_Records_.
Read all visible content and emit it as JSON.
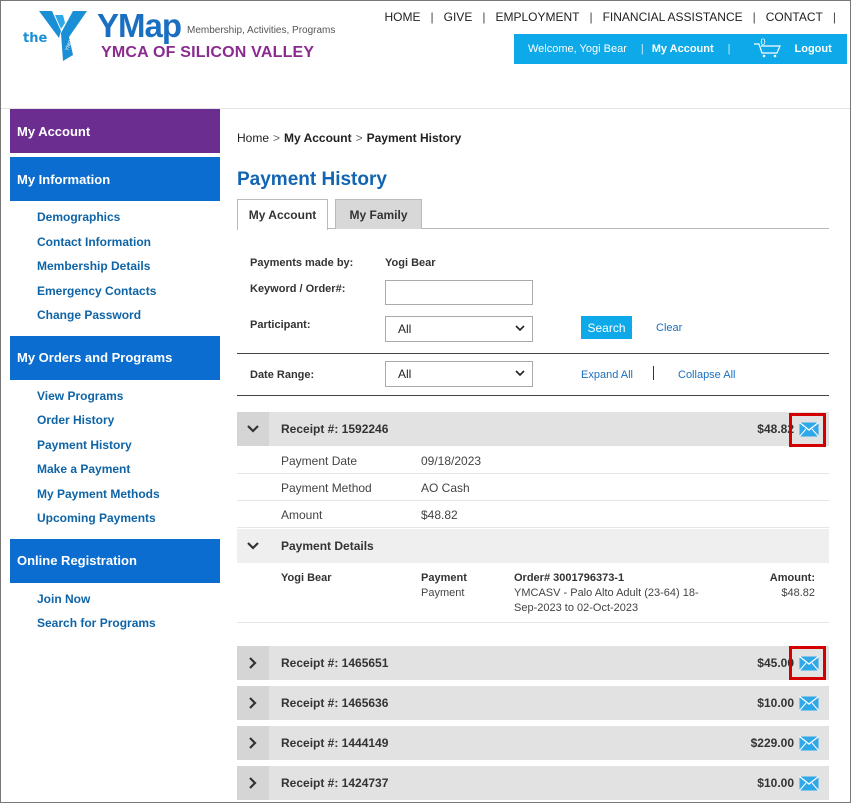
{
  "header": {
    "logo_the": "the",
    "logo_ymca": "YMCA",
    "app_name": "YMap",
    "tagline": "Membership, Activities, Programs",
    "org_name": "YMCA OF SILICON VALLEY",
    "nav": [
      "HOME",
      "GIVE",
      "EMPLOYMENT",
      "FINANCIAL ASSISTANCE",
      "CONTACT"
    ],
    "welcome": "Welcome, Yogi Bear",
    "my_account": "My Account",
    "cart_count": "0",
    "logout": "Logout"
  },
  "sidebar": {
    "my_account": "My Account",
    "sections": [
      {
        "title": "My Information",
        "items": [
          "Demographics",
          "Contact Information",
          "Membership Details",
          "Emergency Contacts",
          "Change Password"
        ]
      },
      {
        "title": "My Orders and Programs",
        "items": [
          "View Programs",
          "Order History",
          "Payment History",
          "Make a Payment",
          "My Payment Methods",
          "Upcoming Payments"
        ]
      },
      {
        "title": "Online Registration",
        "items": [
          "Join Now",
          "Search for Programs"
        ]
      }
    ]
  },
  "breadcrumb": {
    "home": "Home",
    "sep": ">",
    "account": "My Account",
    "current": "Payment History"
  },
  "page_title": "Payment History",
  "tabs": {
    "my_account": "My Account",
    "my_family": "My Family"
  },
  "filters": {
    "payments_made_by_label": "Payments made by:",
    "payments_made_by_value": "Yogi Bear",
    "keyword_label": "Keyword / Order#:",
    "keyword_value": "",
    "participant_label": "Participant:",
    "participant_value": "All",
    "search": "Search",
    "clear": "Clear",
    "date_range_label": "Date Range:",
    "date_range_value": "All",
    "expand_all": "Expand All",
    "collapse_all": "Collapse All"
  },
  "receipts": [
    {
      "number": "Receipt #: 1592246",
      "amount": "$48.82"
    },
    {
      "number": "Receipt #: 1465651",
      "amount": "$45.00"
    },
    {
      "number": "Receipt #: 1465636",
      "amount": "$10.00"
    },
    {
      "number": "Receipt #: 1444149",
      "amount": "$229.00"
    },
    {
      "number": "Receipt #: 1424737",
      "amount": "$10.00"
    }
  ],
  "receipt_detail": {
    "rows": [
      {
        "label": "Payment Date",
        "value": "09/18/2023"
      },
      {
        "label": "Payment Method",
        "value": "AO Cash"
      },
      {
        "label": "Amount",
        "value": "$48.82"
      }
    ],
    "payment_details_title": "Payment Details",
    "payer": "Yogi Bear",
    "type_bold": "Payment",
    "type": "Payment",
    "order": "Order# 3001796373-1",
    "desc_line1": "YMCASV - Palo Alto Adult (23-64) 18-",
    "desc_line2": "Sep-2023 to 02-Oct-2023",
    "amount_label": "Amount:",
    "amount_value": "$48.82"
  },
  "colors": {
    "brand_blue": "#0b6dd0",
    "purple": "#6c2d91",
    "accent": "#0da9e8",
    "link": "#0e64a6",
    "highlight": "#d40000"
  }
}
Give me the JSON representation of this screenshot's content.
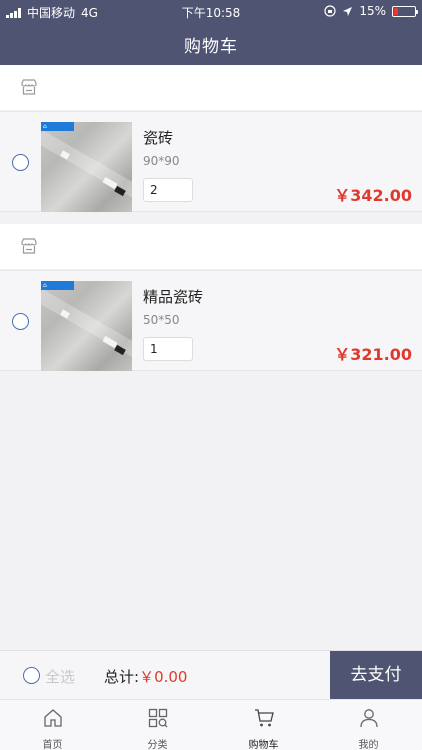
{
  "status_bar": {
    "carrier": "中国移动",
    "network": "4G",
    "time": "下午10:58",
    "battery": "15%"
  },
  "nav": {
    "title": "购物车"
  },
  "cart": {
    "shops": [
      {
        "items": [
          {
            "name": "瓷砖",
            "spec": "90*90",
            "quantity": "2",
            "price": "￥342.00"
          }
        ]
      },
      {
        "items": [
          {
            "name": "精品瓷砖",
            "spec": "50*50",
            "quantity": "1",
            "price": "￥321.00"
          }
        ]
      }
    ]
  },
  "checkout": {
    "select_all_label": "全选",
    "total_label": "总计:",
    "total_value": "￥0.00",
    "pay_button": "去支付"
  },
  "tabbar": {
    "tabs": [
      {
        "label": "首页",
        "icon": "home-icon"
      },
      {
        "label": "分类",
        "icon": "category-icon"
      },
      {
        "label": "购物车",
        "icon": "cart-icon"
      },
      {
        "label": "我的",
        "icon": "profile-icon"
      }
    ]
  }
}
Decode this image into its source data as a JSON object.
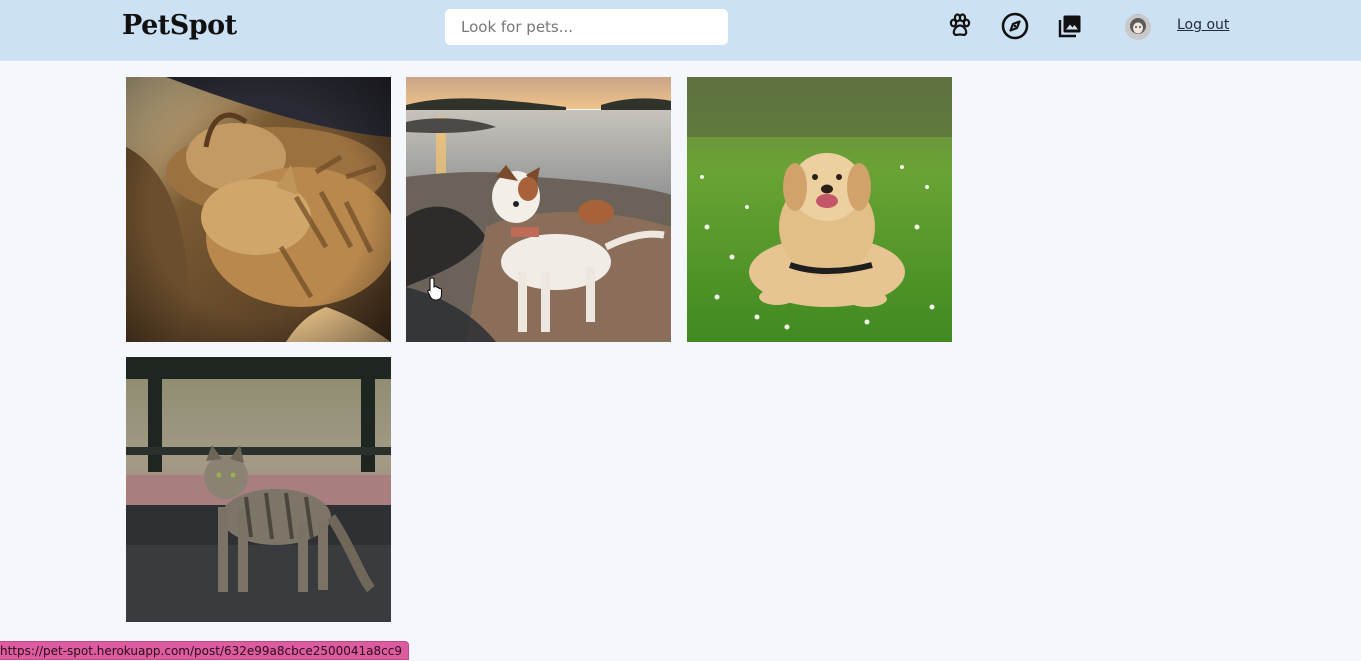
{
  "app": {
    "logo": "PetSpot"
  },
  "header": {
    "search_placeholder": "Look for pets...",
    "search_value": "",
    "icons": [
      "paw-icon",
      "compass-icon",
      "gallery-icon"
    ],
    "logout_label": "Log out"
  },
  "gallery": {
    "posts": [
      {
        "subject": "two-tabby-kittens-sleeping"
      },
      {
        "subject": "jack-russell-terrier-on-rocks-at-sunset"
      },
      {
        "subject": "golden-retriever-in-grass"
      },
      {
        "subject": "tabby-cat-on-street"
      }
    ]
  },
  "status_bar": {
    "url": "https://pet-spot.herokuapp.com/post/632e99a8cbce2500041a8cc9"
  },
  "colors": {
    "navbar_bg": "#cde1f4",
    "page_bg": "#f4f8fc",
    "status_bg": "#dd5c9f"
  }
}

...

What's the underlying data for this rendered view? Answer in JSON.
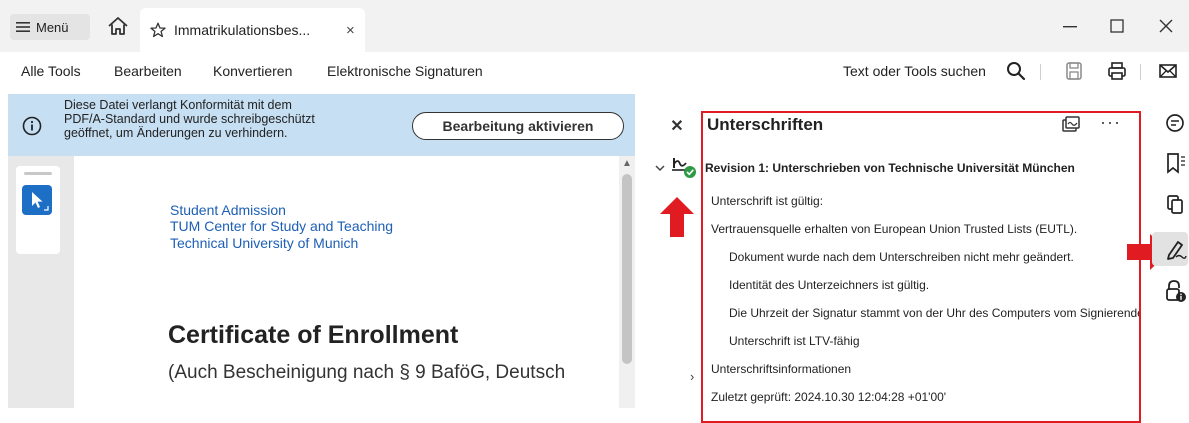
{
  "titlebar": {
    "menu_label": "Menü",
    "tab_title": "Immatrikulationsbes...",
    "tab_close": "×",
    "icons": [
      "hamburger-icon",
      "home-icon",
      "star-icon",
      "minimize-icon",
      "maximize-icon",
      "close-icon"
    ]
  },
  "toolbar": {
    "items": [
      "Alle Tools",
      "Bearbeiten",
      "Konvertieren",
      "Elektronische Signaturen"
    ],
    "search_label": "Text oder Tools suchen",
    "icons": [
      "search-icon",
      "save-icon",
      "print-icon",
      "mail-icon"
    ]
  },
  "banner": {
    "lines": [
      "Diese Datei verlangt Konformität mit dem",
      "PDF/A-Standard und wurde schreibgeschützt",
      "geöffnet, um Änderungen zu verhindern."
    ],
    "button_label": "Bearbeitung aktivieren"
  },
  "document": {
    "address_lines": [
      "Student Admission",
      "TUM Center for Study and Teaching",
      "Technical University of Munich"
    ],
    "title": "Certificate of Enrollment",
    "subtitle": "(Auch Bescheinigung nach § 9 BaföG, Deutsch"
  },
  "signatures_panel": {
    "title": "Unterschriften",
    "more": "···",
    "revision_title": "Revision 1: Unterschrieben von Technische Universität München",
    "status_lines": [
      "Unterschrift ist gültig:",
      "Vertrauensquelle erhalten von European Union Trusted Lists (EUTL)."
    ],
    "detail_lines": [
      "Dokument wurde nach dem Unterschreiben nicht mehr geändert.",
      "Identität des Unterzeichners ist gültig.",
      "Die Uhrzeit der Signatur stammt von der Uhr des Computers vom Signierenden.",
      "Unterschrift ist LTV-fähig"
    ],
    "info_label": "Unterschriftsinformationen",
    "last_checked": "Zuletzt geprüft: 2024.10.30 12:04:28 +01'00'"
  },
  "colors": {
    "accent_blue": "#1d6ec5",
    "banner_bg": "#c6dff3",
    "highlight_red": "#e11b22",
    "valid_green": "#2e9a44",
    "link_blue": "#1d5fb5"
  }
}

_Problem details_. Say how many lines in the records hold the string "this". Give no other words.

_Exercise result_. 3